=== YOUR INSTRUCTIONS ===
Only the lines from the line containing "Serialize everything readable" to the end of the material belong in the copy; set them down exactly, without pictures.

=== SUPPLIED MATERIAL ===
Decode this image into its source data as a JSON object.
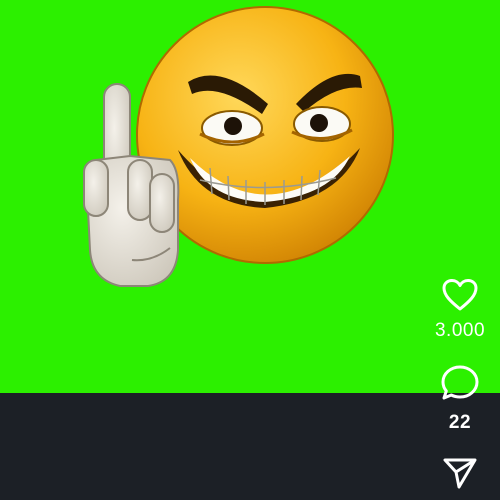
{
  "video": {
    "background_color": "#2cf000",
    "sticker": "angry-grinning-emoji-middle-finger"
  },
  "actions": {
    "like": {
      "icon": "heart-icon",
      "count": "3.000"
    },
    "comment": {
      "icon": "comment-bubble-icon",
      "count": "22"
    },
    "share": {
      "icon": "send-paper-plane-icon"
    }
  }
}
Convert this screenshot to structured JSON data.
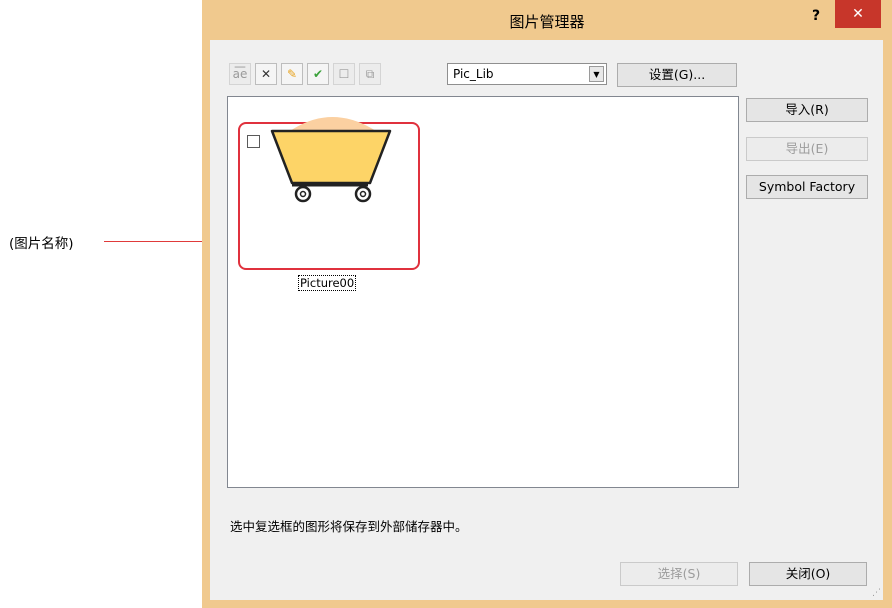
{
  "callout": {
    "label": "(图片名称)"
  },
  "dialog": {
    "title": "图片管理器",
    "help_label": "?",
    "close_label": "✕"
  },
  "toolbar": {
    "tools": [
      {
        "name": "rename-tool",
        "glyph": "a͞e",
        "enabled": false
      },
      {
        "name": "delete-tool",
        "glyph": "✕",
        "enabled": true
      },
      {
        "name": "edit-tool",
        "glyph": "✎",
        "enabled": true
      },
      {
        "name": "check-tool",
        "glyph": "✔",
        "enabled": true
      },
      {
        "name": "uncheck-tool",
        "glyph": "☐",
        "enabled": false
      },
      {
        "name": "copy-tool",
        "glyph": "⧉",
        "enabled": false
      }
    ],
    "library_select": "Pic_Lib",
    "settings_label": "设置(G)..."
  },
  "side_buttons": {
    "import_label": "导入(R)",
    "export_label": "导出(E)",
    "symbol_factory_label": "Symbol Factory"
  },
  "gallery": {
    "items": [
      {
        "name": "Picture00",
        "checked": false
      }
    ]
  },
  "status_text": "选中复选框的图形将保存到外部储存器中。",
  "footer": {
    "select_label": "选择(S)",
    "close_label": "关闭(O)"
  },
  "colors": {
    "window_frame": "#f0c98e",
    "close_button": "#c7362a",
    "highlight": "#e0313d",
    "cart_fill": "#fdd467",
    "cart_load": "#fbd0a1"
  }
}
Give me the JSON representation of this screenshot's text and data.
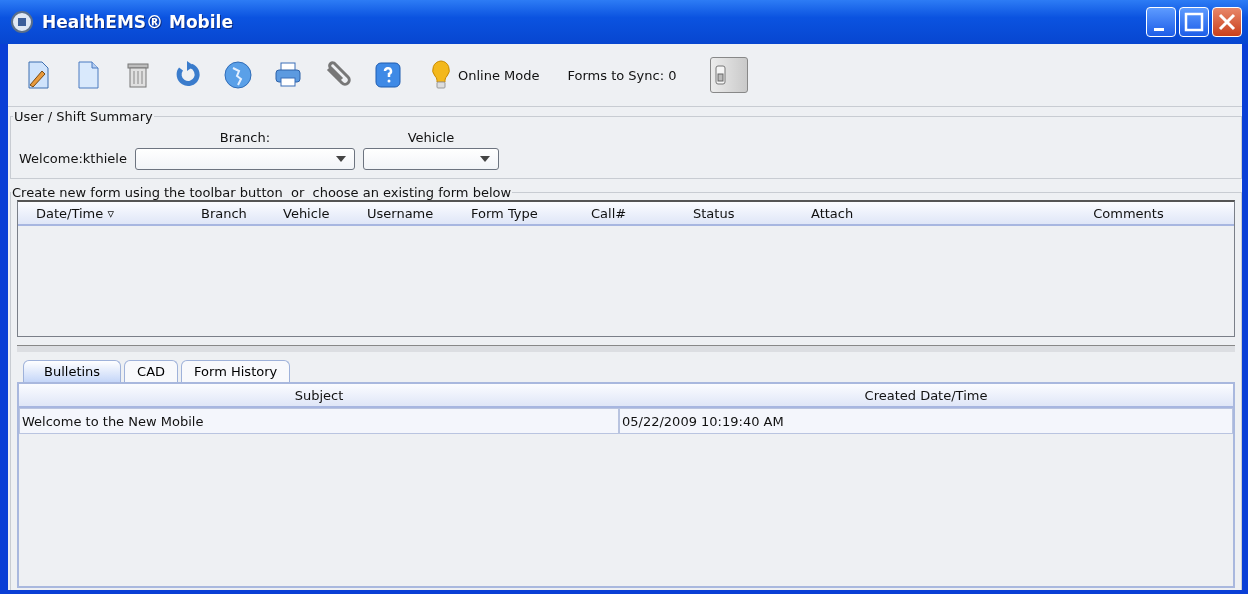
{
  "window": {
    "title": "HealthEMS® Mobile"
  },
  "toolbar": {
    "buttons": [
      {
        "kind": "edit"
      },
      {
        "kind": "new"
      },
      {
        "kind": "delete"
      },
      {
        "kind": "refresh"
      },
      {
        "kind": "globe"
      },
      {
        "kind": "print"
      },
      {
        "kind": "attach"
      },
      {
        "kind": "help"
      }
    ],
    "mode": "Online Mode",
    "sync_label": "Forms to Sync: 0",
    "sync_switch": {
      "on": false
    }
  },
  "user_summary": {
    "title": "User / Shift Summary",
    "welcome": "Welcome:kthiele",
    "branch_label": "Branch:",
    "vehicle_label": "Vehicle"
  },
  "forms": {
    "title": "Create new form using the toolbar button  or  choose an existing form below",
    "columns": [
      "Date/Time ▿",
      "Branch",
      "Vehicle",
      "Username",
      "Form Type",
      "Call#",
      "Status",
      "Attach",
      "Comments"
    ]
  },
  "tabs": [
    {
      "label": "Bulletins",
      "selected": true
    },
    {
      "label": "CAD",
      "selected": false
    },
    {
      "label": "Form History",
      "selected": false
    }
  ],
  "bulletins": {
    "columns": [
      "Subject",
      "Created Date/Time"
    ],
    "rows": [
      [
        "Welcome to the New Mobile",
        "05/22/2009 10:19:40 AM"
      ]
    ]
  }
}
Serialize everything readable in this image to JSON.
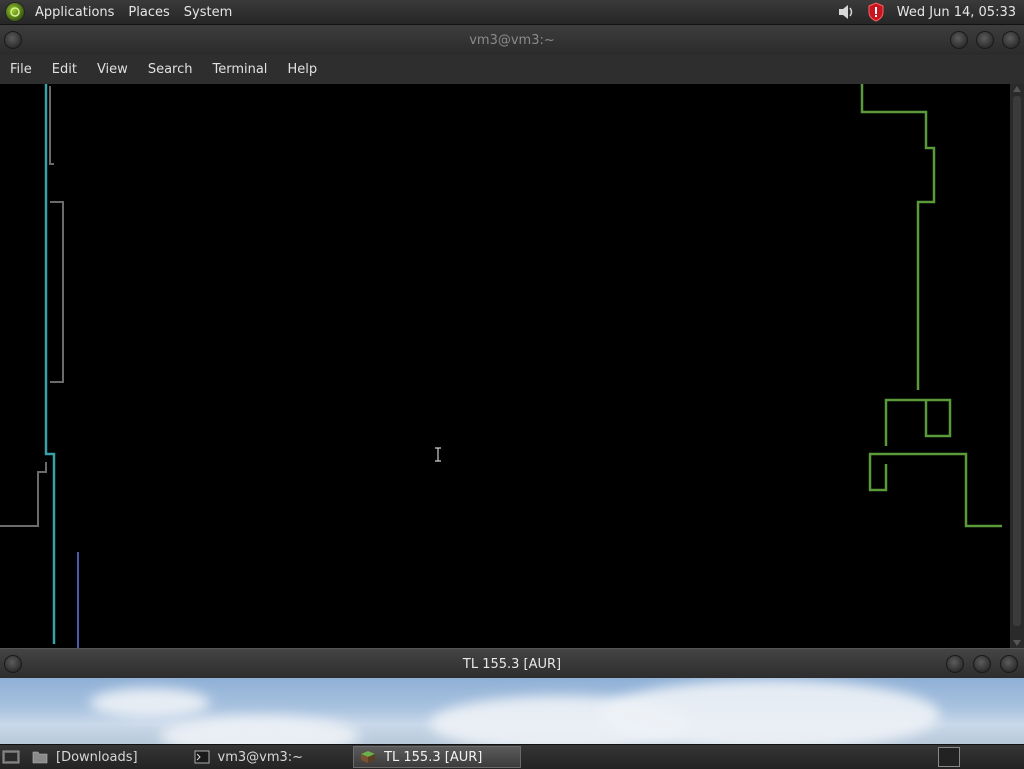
{
  "top_panel": {
    "menu": [
      "Applications",
      "Places",
      "System"
    ],
    "clock": "Wed Jun 14, 05:33"
  },
  "terminal": {
    "title": "vm3@vm3:~",
    "menu": [
      "File",
      "Edit",
      "View",
      "Search",
      "Terminal",
      "Help"
    ]
  },
  "game_window": {
    "title": "TL 155.3 [AUR]"
  },
  "taskbar": {
    "items": [
      {
        "label": "[Downloads]",
        "icon": "folder-icon",
        "active": false
      },
      {
        "label": "vm3@vm3:~",
        "icon": "terminal-icon",
        "active": false
      },
      {
        "label": "TL 155.3 [AUR]",
        "icon": "game-cube-icon",
        "active": true
      }
    ]
  },
  "colors": {
    "cyan_line": "#3aa0a8",
    "green_line": "#5a9a3a",
    "gray_line": "#6b6b6b",
    "blue_line": "#4a5aa8",
    "terminal_bg": "#000000"
  }
}
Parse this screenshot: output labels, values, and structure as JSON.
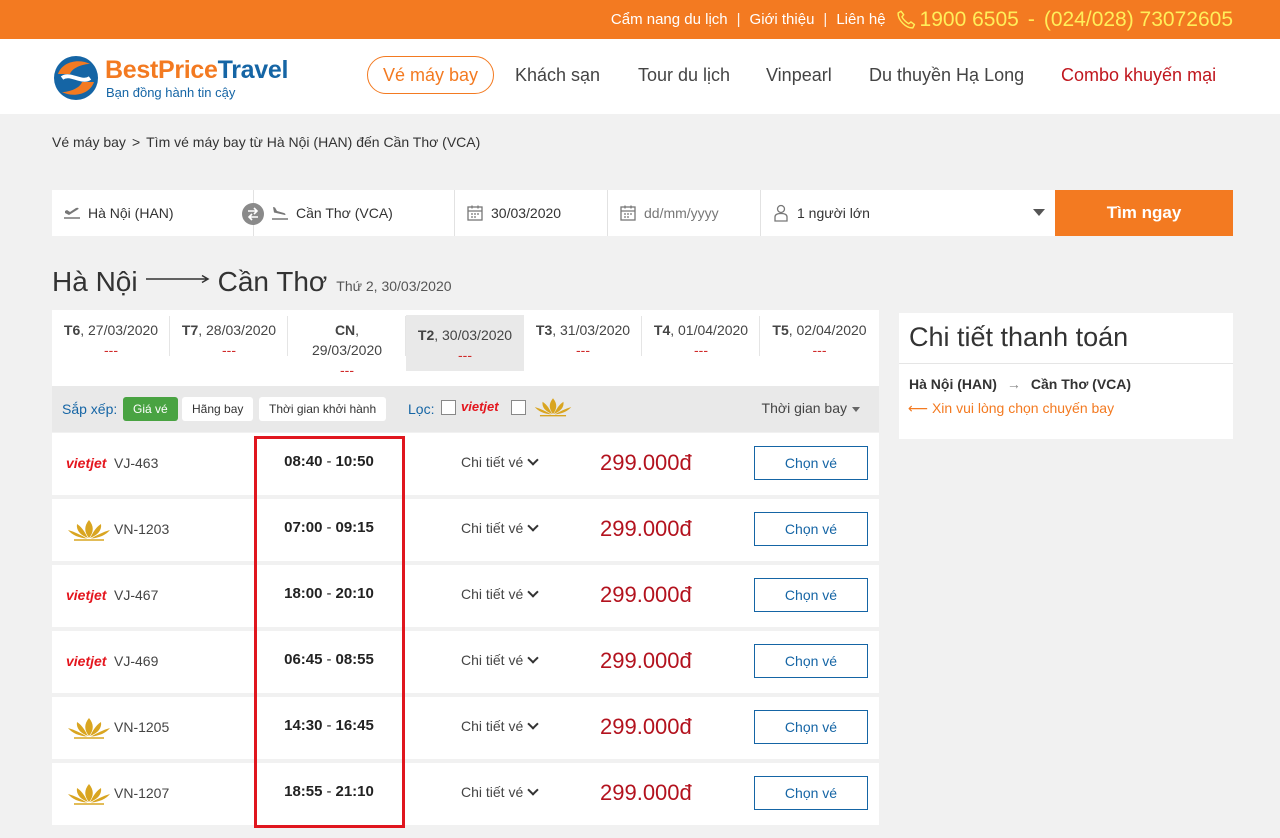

=== ANSWER TO THIS EXERCISE ===
Serialize everything readable in this image to JSON.
{
  "top_panel": {
    "menu": [
      "Applications",
      "Places",
      "System"
    ],
    "clock": "Wed Jun 14, 05:33"
  },
  "terminal": {
    "title": "vm3@vm3:~",
    "menu": [
      "File",
      "Edit",
      "View",
      "Search",
      "Terminal",
      "Help"
    ]
  },
  "game_window": {
    "title": "TL 155.3 [AUR]"
  },
  "taskbar": {
    "items": [
      {
        "label": "[Downloads]",
        "icon": "folder-icon",
        "active": false
      },
      {
        "label": "vm3@vm3:~",
        "icon": "terminal-icon",
        "active": false
      },
      {
        "label": "TL 155.3 [AUR]",
        "icon": "game-cube-icon",
        "active": true
      }
    ]
  },
  "colors": {
    "cyan_line": "#3aa0a8",
    "green_line": "#5a9a3a",
    "gray_line": "#6b6b6b",
    "blue_line": "#4a5aa8",
    "terminal_bg": "#000000"
  }
}
Parse this screenshot: output labels, values, and structure as JSON.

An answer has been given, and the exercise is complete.